Lloyd Dobyns Jr., a former NBC News anchor, died Sunday at the age of 85, his old employer said Wednesday. Citing his family, NBC News reported he died in North Carolina from complications after a series of strokes.

Dobyns was an NBC News correspondent and anchor during his time with the network. Through his career, he won multiple awards, including a George Foster Peabody medal, a DuPont-Columbia Award, a Humanitas Prize and two Christophers. He was granted an honorary doctorate of humane letters by the University of North Carolina.

He was employed by NBC News from 1969 to 1986, during which time he was a reporter for “If Japan Can… Why Can’t We?” and the host of “Weekend.” He briefly hosted “NBC News Overnight” with Linda Ellerbee and anchored “Monitor,” too. Later in life, he hosted podcasts for Colonial Williamsburg, chatting with staff members about their roles at the restored capital of colonial Virginia.

β€œHe was a friend, teacher, trouble-maker, and a world-class journalist,” Ellerbee said in a statement released by NBC News. β€œI shall miss him more than I can say.”

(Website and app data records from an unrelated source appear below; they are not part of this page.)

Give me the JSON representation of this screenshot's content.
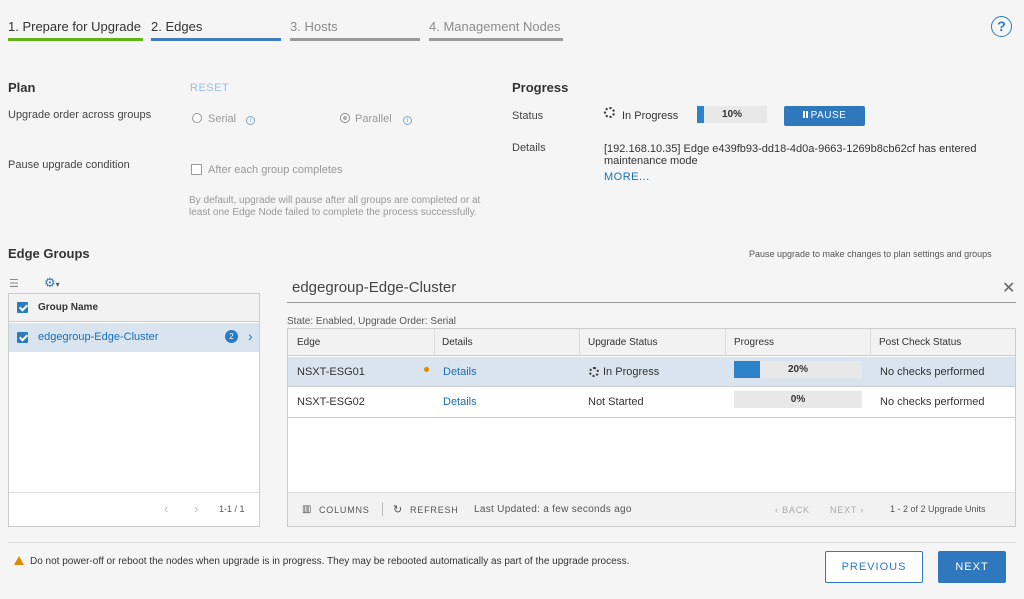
{
  "steps": [
    {
      "label": "1. Prepare for Upgrade"
    },
    {
      "label": "2. Edges"
    },
    {
      "label": "3. Hosts"
    },
    {
      "label": "4. Management Nodes"
    }
  ],
  "help_icon": "?",
  "plan": {
    "title": "Plan",
    "reset": "RESET",
    "order_label": "Upgrade order across groups",
    "serial": "Serial",
    "parallel": "Parallel",
    "pause_label": "Pause upgrade condition",
    "pause_option": "After each group completes",
    "pause_note": "By default, upgrade will pause after all groups are completed or at least one Edge Node failed to complete the process successfully."
  },
  "progress": {
    "title": "Progress",
    "status_label": "Status",
    "status_value": "In Progress",
    "percent_text": "10%",
    "percent": 10,
    "pause_button": "PAUSE",
    "details_label": "Details",
    "details_text": "[192.168.10.35] Edge e439fb93-dd18-4d0a-9663-1269b8cb62cf has entered maintenance mode",
    "more": "MORE..."
  },
  "edge_groups": {
    "title": "Edge Groups",
    "pause_hint": "Pause upgrade to make changes to plan settings and groups",
    "column": "Group Name",
    "group_name": "edgegroup-Edge-Cluster",
    "group_count": "2",
    "pager": "1-1 / 1"
  },
  "detail": {
    "title": "edgegroup-Edge-Cluster",
    "state": "State: Enabled, Upgrade Order: Serial",
    "columns": [
      "Edge",
      "Details",
      "Upgrade Status",
      "Progress",
      "Post Check Status"
    ],
    "rows": [
      {
        "edge": "NSXT-ESG01",
        "details": "Details",
        "status": "In Progress",
        "progress_text": "20%",
        "progress": 20,
        "post": "No checks performed"
      },
      {
        "edge": "NSXT-ESG02",
        "details": "Details",
        "status": "Not Started",
        "progress_text": "0%",
        "progress": 0,
        "post": "No checks performed"
      }
    ],
    "columns_btn": "COLUMNS",
    "refresh_btn": "REFRESH",
    "last_updated": "Last Updated: a few seconds ago",
    "back": "BACK",
    "next": "NEXT",
    "count": "1 - 2 of 2 Upgrade Units"
  },
  "footer": {
    "warning": "Do not power-off or reboot the nodes when upgrade is in progress. They may be rebooted automatically as part of the upgrade process.",
    "previous": "PREVIOUS",
    "next": "NEXT"
  },
  "colors": {
    "accent": "#2f78bd",
    "done": "#60b515",
    "warning": "#e08a00"
  }
}
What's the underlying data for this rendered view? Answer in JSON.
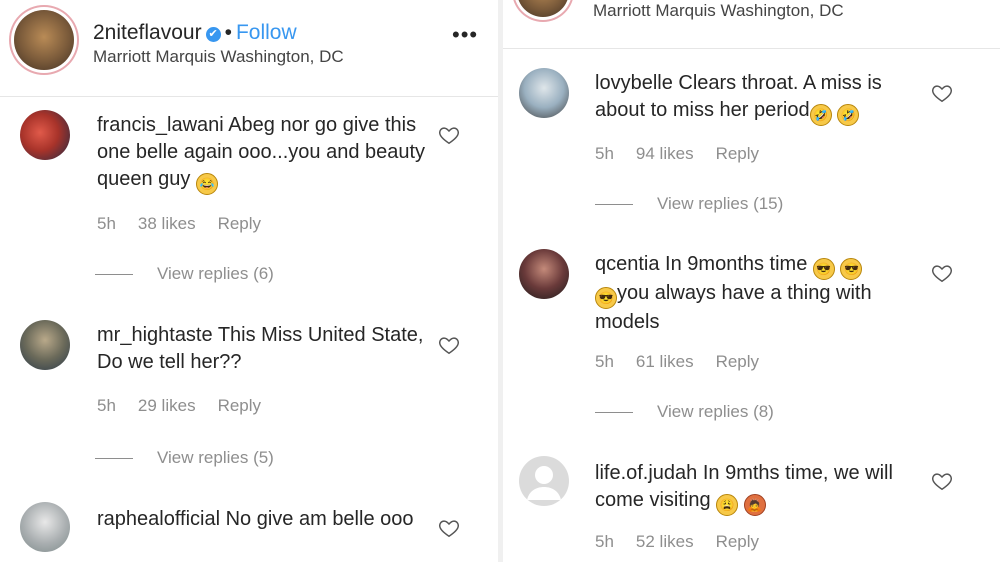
{
  "left": {
    "post_user": "2niteflavour",
    "verified_icon": "✔",
    "dot": "•",
    "follow_label": "Follow",
    "location": "Marriott Marquis Washington, DC",
    "more_icon": "•••",
    "comments": [
      {
        "user": "francis_lawani",
        "text": " Abeg nor go give this one belle again ooo...you and beauty queen guy",
        "emojis": [
          "😂"
        ],
        "time": "5h",
        "likes": "38 likes",
        "reply": "Reply",
        "view_replies": "View replies (6)",
        "avatar_color": "#c0392b"
      },
      {
        "user": "mr_hightaste",
        "text": " This Miss United State, Do we tell her??",
        "emojis": [],
        "time": "5h",
        "likes": "29 likes",
        "reply": "Reply",
        "view_replies": "View replies (5)",
        "avatar_color": "#5a5a4a"
      },
      {
        "user": "raphealofficial",
        "text": " No give am belle ooo",
        "emojis": [],
        "avatar_color": "#9aa0a0"
      }
    ]
  },
  "right": {
    "location": "Marriott Marquis Washington, DC",
    "comments": [
      {
        "user": "lovybelle",
        "text": " Clears throat. A miss is about to miss her period",
        "emojis": [
          "🤣",
          "🤣"
        ],
        "time": "5h",
        "likes": "94 likes",
        "reply": "Reply",
        "view_replies": "View replies (15)",
        "avatar_color": "#9ab0c0"
      },
      {
        "user": "qcentia",
        "text_a": " In 9months time ",
        "text_b": "you always have a thing with models",
        "emojis": [
          "😎",
          "😎",
          "😎"
        ],
        "time": "5h",
        "likes": "61 likes",
        "reply": "Reply",
        "view_replies": "View replies (8)",
        "avatar_color": "#6a3a3a"
      },
      {
        "user": "life.of.judah",
        "text": " In 9mths time, we will come visiting",
        "emojis": [
          "😩",
          "🙇"
        ],
        "time": "5h",
        "likes": "52 likes",
        "reply": "Reply",
        "avatar_color": "#d4d4d4"
      }
    ]
  }
}
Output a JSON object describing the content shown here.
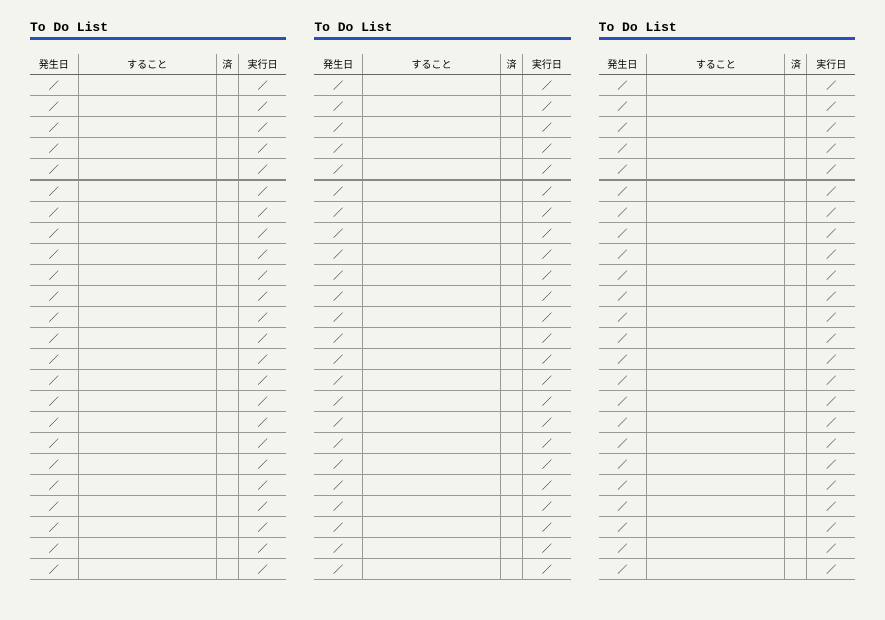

Online Wednesday, he was memorialized by not only colleagues, but viewers, who called his newscasts “smart and funny” and referred to him as “a fine journalist.”